United States v. Stanley (aka The Civil Rights Cases)
109 U.S. 3 (1883)

  • Stanley, and a number of other African-Americans sued in a number of different cases, claiming racial discrimination in private businesses.
    • They sued theaters, hotels, and transit companies that had refused them admittance or excluded them from “whites only” facilities.
    • Stanley et. al. claimed that the discrimination was unconstitutional based on the Civil Rights Act of 1875, and the Equal Protection Clause.
      • “…all persons within the jurisdiction of the United States shall be entitled to the full and equal enjoyment of the accommodations, advantages, facilities, and privileges of inns, public conveyances on land or water, theaters, and other places of public amusement; subject only to the conditions and limitations established by law, and applicable alike to citizens of every race and color, regardless of any previous condition of servitude.”
  • The US Supreme Court consolidated all the cases (into what is now known as The Civil Rights Cases), and held the Civil Rights Act of 1875 to be unconstitutional.
    • The US Supreme Court found that the 14th Amendment did not give Congress the power to regulate private acts by private citizens or businesses.
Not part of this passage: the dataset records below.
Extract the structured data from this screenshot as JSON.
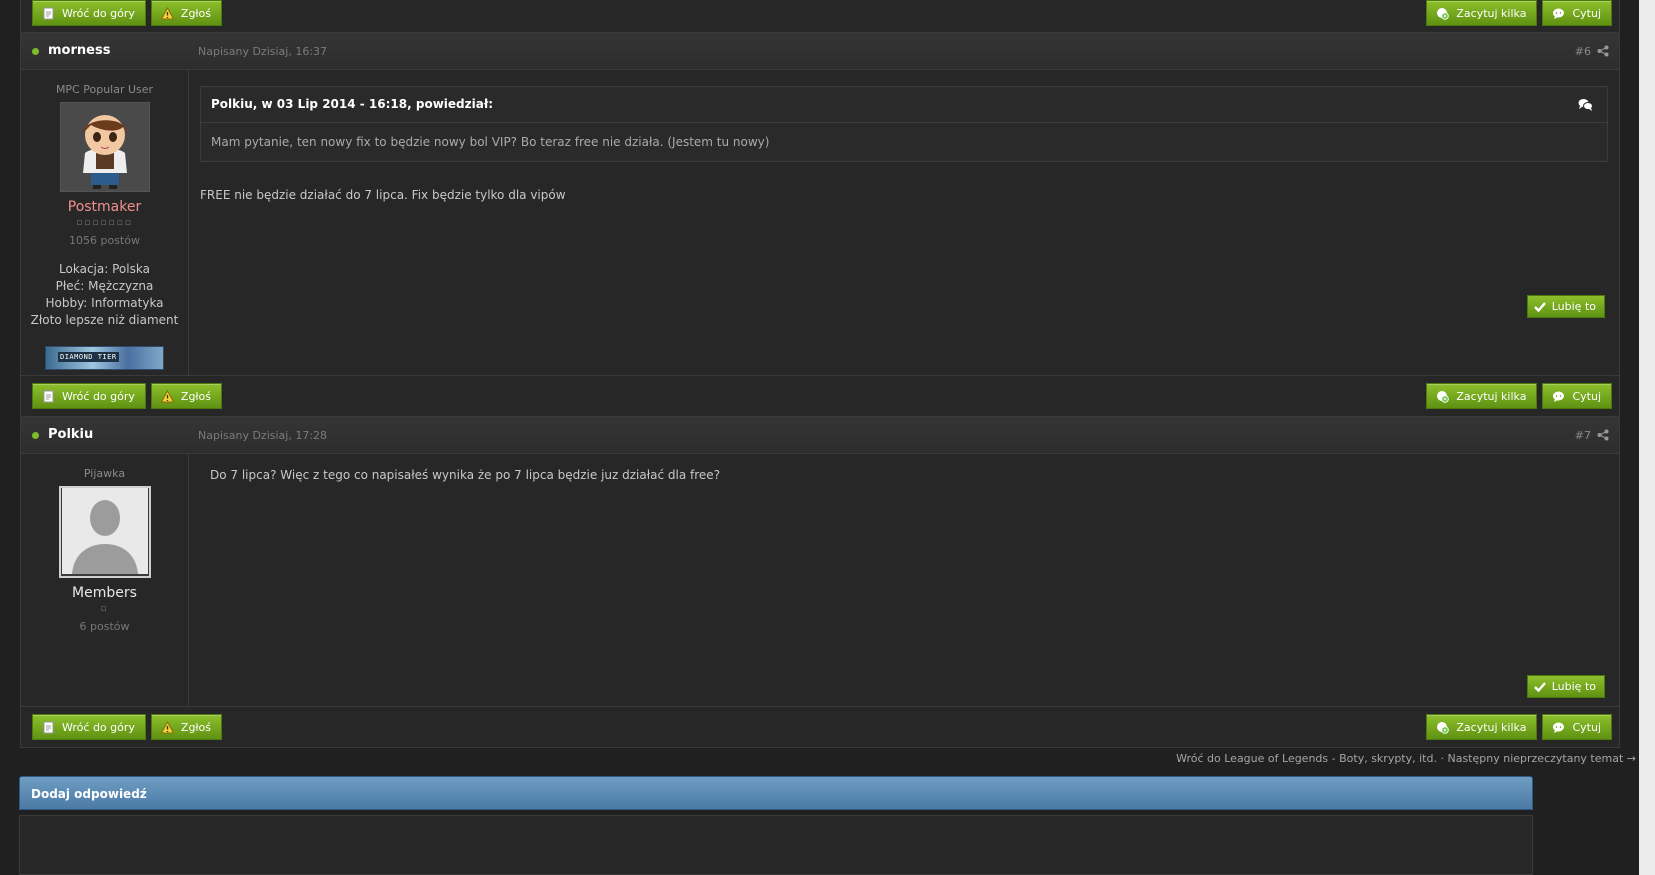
{
  "buttons": {
    "back_to_top": "Wróć do góry",
    "report": "Zgłoś",
    "multi_quote": "Zacytuj kilka",
    "quote": "Cytuj",
    "like": "Lubię to"
  },
  "posts": [
    {
      "author": "morness",
      "date": "Napisany Dzisiaj, 16:37",
      "number": "#6",
      "user_title": "MPC Popular User",
      "rank": "Postmaker",
      "rank_color": "#f08f8f",
      "pips": "▫▫▫▫▫▫▫",
      "post_count": "1056 postów",
      "fields": [
        "Lokacja: Polska",
        "Płeć: Mężczyzna",
        "Hobby: Informatyka",
        "Złoto lepsze niż diament"
      ],
      "tier_label": "DIAMOND TIER",
      "quote_title": "Polkiu, w 03 Lip 2014 - 16:18, powiedział:",
      "quote_text": "Mam pytanie, ten nowy fix to będzie nowy bol VIP? Bo teraz free nie działa. (Jestem tu nowy)",
      "message": "FREE nie będzie działać do 7 lipca. Fix będzie tylko dla vipów"
    },
    {
      "author": "Polkiu",
      "date": "Napisany Dzisiaj, 17:28",
      "number": "#7",
      "user_title": "Pijawka",
      "rank": "Members",
      "rank_color": "#e6e6e6",
      "pips": "▫",
      "post_count": "6 postów",
      "message": "Do 7 lipca? Więc z tego co napisałeś wynika że po 7 lipca będzie juz działać dla free?"
    }
  ],
  "footer": {
    "back_link": "Wróć do League of Legends - Boty, skrypty, itd.",
    "separator": " · ",
    "next_link": "Następny nieprzeczytany temat →"
  },
  "reply": {
    "title": "Dodaj odpowiedź"
  },
  "colors": {
    "accent_green": "#7dbb28",
    "reply_blue": "#5b89b3"
  }
}
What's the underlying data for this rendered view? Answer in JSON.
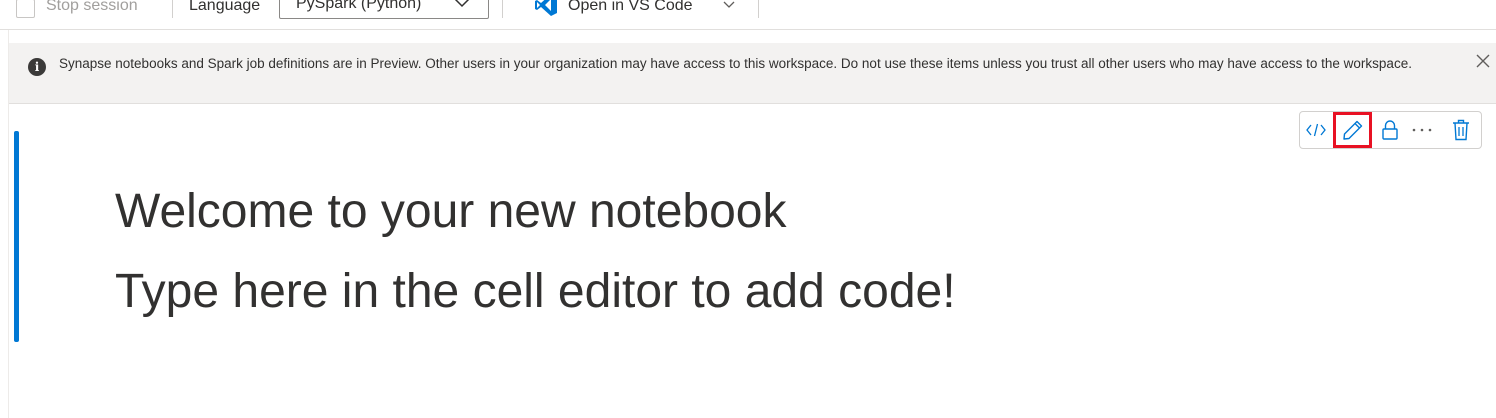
{
  "toolbar": {
    "stop_session_label": "Stop session",
    "language_label": "Language",
    "language_value": "PySpark (Python)",
    "open_vscode_label": "Open in VS Code"
  },
  "banner": {
    "text": "Synapse notebooks and Spark job definitions are in Preview. Other users in your organization may have access to this workspace. Do not use these items unless you trust all other users who may have access to the workspace."
  },
  "cell": {
    "lines": [
      "Welcome to your new notebook",
      "Type here in the cell editor to add code!"
    ]
  },
  "colors": {
    "accent": "#0078d4",
    "highlight": "#e81123"
  },
  "icons": {
    "code": "code-icon",
    "edit": "pencil-icon",
    "lock": "lock-icon",
    "more": "more-icon",
    "delete": "trash-icon",
    "close": "close-icon",
    "info": "info-icon"
  }
}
Based on the wording of the 14th Amendment, it is only applicable to actions taken by governmental agencies.
      • The Court did note that the 13th Amendment’s prohibition against slavery did prohibit private citizens from owning slaves, but they felt that it was unreasonable to force private citizens and businesses to stop discriminating against people they didn’t like.
  • The concept that the Constitution only applies to the government is known as the State Action Doctrine.
    • There are generally two exceptions to the State Action Doctrine:
      • The Public Functions Exception, which says that a private entity must comply with the Constitution if it is performing a task that has been traditionally, exclusively, done by the government.
        • See Marsh v. Alabama (326 U.S. 501 (1946)).
      • The Entanglement Exception, which says that private conduct must comply with the Constitution if the government has authorized, encouraged, or facilitated the unconstitutional conduct.
  • Much later, the Court also found that the Federal government could regulate the behavior or private citizens and businesses, if they do it under the Interstate Commerce Clause. (Civil Rights Act of 1964).
    • See Heart of Atlanta Motel Inc. v. United States (379 U.S. 241 (1964)).
    • The basic difference is that the 14th Amendment is only applicable to the government, not to private persons. The Interstate Commerce Clause is applicable to the actions of private persons.
      • So, the take home message is that the same basic law can be constitutional or not, depending on which part of the Constitution is used as a basis for the law’s authority.